Structural Factors and Sexual Orientation Health Disparities in Adolescent Substance Use: A Multi-level Analysis
Male Passing Female Drugs

Course Objective

  • Explain why it is important to understand structural causes of health disparities among sexual minority youth.
  • Describe why substance use disparities might be a large and persistent cause of disparate morbidity among sexual minority youth.
  • List potential outcomes to expect for sexual orientation substance use disparities among youth given the changing political landscape.

Date: December 6, 2016

M. Somjen Frazer
PhD Student, ABD in Sociomedical Sciences
Columbia University Mailman School of Public Health

In this webinar, Ms. Frazer discusses the substance use disparities among sexual minority youth, specifically in the realms of tobacco, alcohol, and marijuana and other drugs. She discusses why these disparities exist, and explores what the structural determinants of these disparities are, including structural stigma and policy environments.

Communicable Disease: Public Health Response and Investigation
Minimalistic Illustration of Bacteria

Course Objective

  • Provide a description of public health principles and the structure of public health at the federal, state and local level.
  • Explain how local and state public health partners and New Jersey state laws and regulations guide communicable disease response and investigation.
  • Apply applicable public health and epidemiology principles to a case study.

Date: November 22, 2016

Sonya E. Frontin
Regoinal Epidemiology Program, EEOH/Communicable Disease Service
New Jersey Department of Health

This presentation will begin with a review of Public Health and its structure at the federal; state and local level. The New Jersey Department of Health Communicable Disease Service works closely with local county and municipal health departments and how that is done will be explained. There will be a review of the roles and responsibilities that guide reporting and investigation of communicable diseases throughout the state of New Jersey. The presentation will close with a review of a case study of a Campylobacteriosis outbreak investigation at a residential school in New Jersey- reviewing the guidelines used in communicable disease investigation.

Critical Consciousness-based Health Promotion Interventions for Racial and Sexual Minority Populations
Two Black Men Laughing

Course Objective

  • Define Critical Consciousness
  • Describe the Mobilizing our Voices for Empowerment (MOVE) intervention for young Black gay/bisexual men living with HIV
  • Discuss current and future critical consciousness intervention research

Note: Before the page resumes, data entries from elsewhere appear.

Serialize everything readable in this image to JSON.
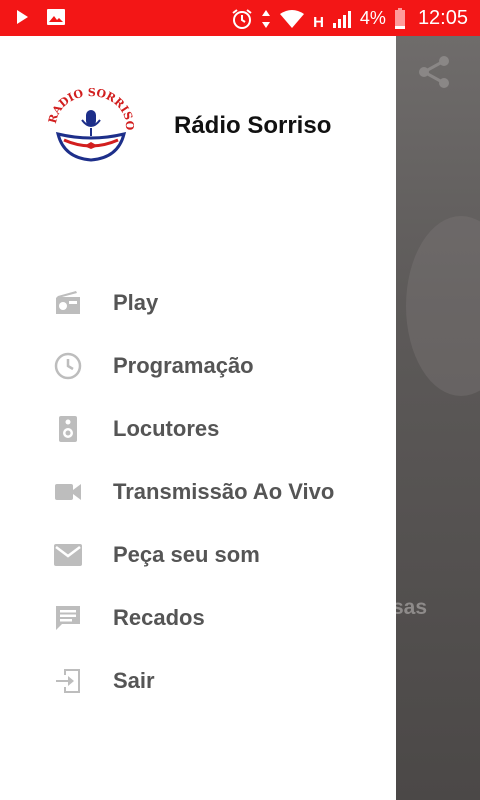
{
  "statusbar": {
    "network": "H",
    "battery": "4%",
    "time": "12:05",
    "color": "#f31616"
  },
  "drawer": {
    "title": "Rádio Sorriso",
    "logo_text": "RADIO SORRISO",
    "items": [
      {
        "label": "Play",
        "icon": "radio-icon"
      },
      {
        "label": "Programação",
        "icon": "clock-icon"
      },
      {
        "label": "Locutores",
        "icon": "speaker-icon"
      },
      {
        "label": "Transmissão Ao Vivo",
        "icon": "videocam-icon"
      },
      {
        "label": "Peça seu som",
        "icon": "mail-icon"
      },
      {
        "label": "Recados",
        "icon": "message-icon"
      },
      {
        "label": "Sair",
        "icon": "exit-icon"
      }
    ]
  },
  "background": {
    "partial_text": "sas"
  }
}
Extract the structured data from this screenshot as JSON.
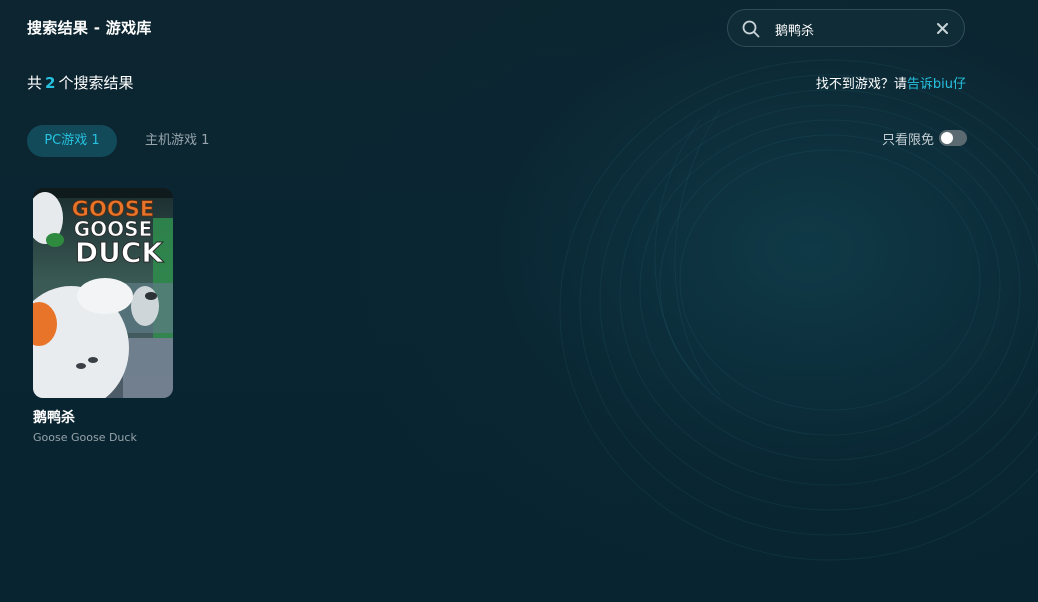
{
  "header": {
    "title": "搜索结果 - 游戏库"
  },
  "search": {
    "value": "鹅鸭杀",
    "icon": "search-icon",
    "clear_icon": "close-icon"
  },
  "summary": {
    "prefix": "共",
    "count": "2",
    "suffix": "个搜索结果"
  },
  "feedback": {
    "text": "找不到游戏？请",
    "link": "告诉biu仔"
  },
  "tabs": [
    {
      "label": "PC游戏 1",
      "active": true
    },
    {
      "label": "主机游戏 1",
      "active": false
    }
  ],
  "filter": {
    "label": "只看限免",
    "enabled": false
  },
  "games": [
    {
      "cover_title": [
        "GOOSE",
        "GOOSE",
        "DUCK"
      ],
      "name": "鹅鸭杀",
      "name_en": "Goose Goose Duck"
    }
  ],
  "colors": {
    "accent": "#27c2e0",
    "background": "#0a2532",
    "tab_active_bg": "#124a59",
    "cover_orange": "#e8742a"
  }
}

Date: November 1, 2016

Patrick Wilson, PhD
Associate Professor Sociomedical Sciences
Columbia University Mailman School of Public Health

Critical Consciousness involves becoming aware of the broader social, political, and cultural forces that perpetuate oppression and inequality. Helping to raise individuals’ awareness and recognition of such forces in their daily lives can fuel empowerment, self-esteem, and other precursors to positive health behavior change. In this webinar, Dr. Patrick Wilson will discuss how critical consciousness can be used to support behavior change interventions for marginalized groups, such as black MSM youth.

Region 2 Public Health Training Center